Archive for January, 2012

Podcast of Prof. Willis’ Q&A session

[Resilience] is now a CBD (Convention on Biological Diversity) target and they’ve only got 18 targets … So clearly it isn’t just a wacky idea that a few conservationists are thinking about. It’s now firmly within government policy.


Podcast of Prof. Willis’ lecture

I’m sure every single speaker who talks on resilience over the next six weeks will give you a slightly different definition, and I think in some ways that is one of the problems that we have to address: the whole question of what do we mean by resilience?

More on the creation of a ‘sense of place’

Both in his lecture and the Q&A, Prof. Chapin discussed the influence of a ‘sense of place’ in leveraging stewardship.

For those interested in how to go about establishing such a sentiment, here is a talk by Prof. Nabeel Hamdi, author of The Placemaker’s Guide to Building Community and founder of the Masters in Development Practice at Oxford Brookes University. Hamdi emphasises, amongst other things, the importance of participatory planning in effectively creating a sense of belonging. Although his focus is on the urban environment, the principles outlined herein can similarly be adopted for fostering a sense of connection to nature, particularly in those who live apart from it.

And a case study in what happens when it all goes wrong: this TEDTalk by James H. Kunstler amusingly showcases the lack of civic design American suburbia. Thanks to John Zablocki for sharing this with me!

Earth Stewardship: Sustainability strategies for a rapidly changing planet

By Arnaud Sepulchre

For thousands of years, humanity has been altering its environment to its needs and the environment has been adapting to these changes.
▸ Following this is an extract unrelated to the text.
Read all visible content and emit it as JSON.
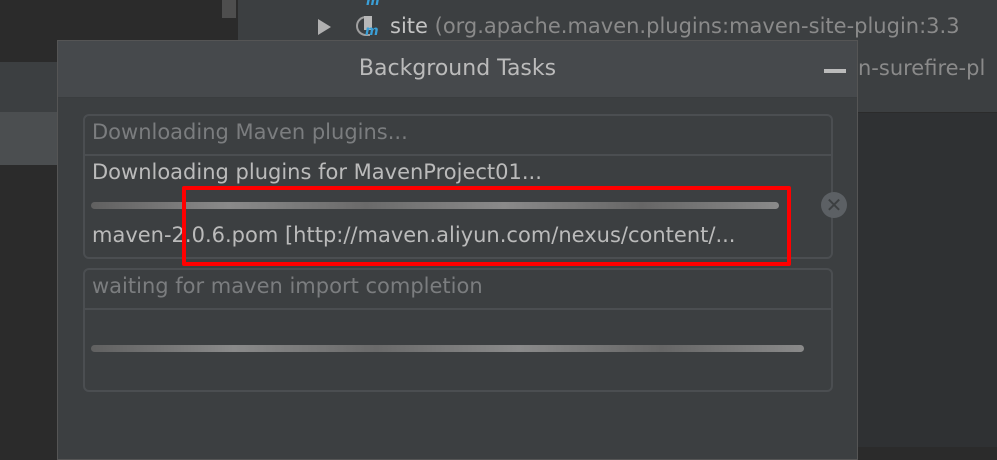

But how  strong is the planet’s resilience and how long do we have before the irreversible  occurs? The world’s challenge towards environmental sustainability is becoming omnipresent. People often think that a sustainable system is a static system; on the contrary, the concept of sustainability implies a dynamic balance between relative rates of resource consumption and replenishment.

Prof. F. Stuart Chapin introduced us to the principle of Earth Stewardship as a social-ecological change to enhance ecosystem resilience and long-term human welfare. The achievement of this challenge involves a broadened ecology spectrum and integrates it with other sources of knowledge and understanding to stimulate new interactions and partnerships. Moreover, an interdisciplinary approach beyond economics incentives is the key towards behavioural sustainable change and pro-environmental attitudes. Continue reading

Speaker Bio: Professor Kathy Willis

The best way to be introduced to the multi-talented Kathy Willis is to hear about her work and her motivations in her own words:

Getting your hands dirty

If, like Arnaud, you enjoy the psychological benefits of touching, feeling, getting your hands all over nature but don’t have easy access to an allotment, then have a look at Landshare. By putting landless growers in direct contact with landowners who have soil to spare, Landshare brings together people who have a passion for home-grown food. Whether you want to learn a new skill, fill your lungs with fresh air, or simply save some money on groceries, spending a few hours in the muck is likely to be a ‘fruitful’ experience with lasting environmental – and judging from Arnaud’s experience – personal benefits.

Visit Landshare.

Podcast of Prof. Chapin’s Q&A session

One of the things that really impresses me about Alaskan native groups is their confidence that they can adapt. They’ve felt that they’ve always had to adjust to change, they’ve never lots of resources. Each individual is a jack of all trades … so they have to be very efficient in doing different things, and this makes them convinced that they can deal with a lot of differently circumstances – because they’ve done it regularly as part of their lives.
I’m optimistic that many people in poor areas are more resourceful than we give them credit for being. So maybe some of the best ways to enhance resilience is to empower them to use the skills that they already have, rather than developing programmes that bring in resources from outside. Because once people are doing these things for themselves they’ll figure out a way to continue doing them with little or no money, and so it’ll be less dependent on a public finance program.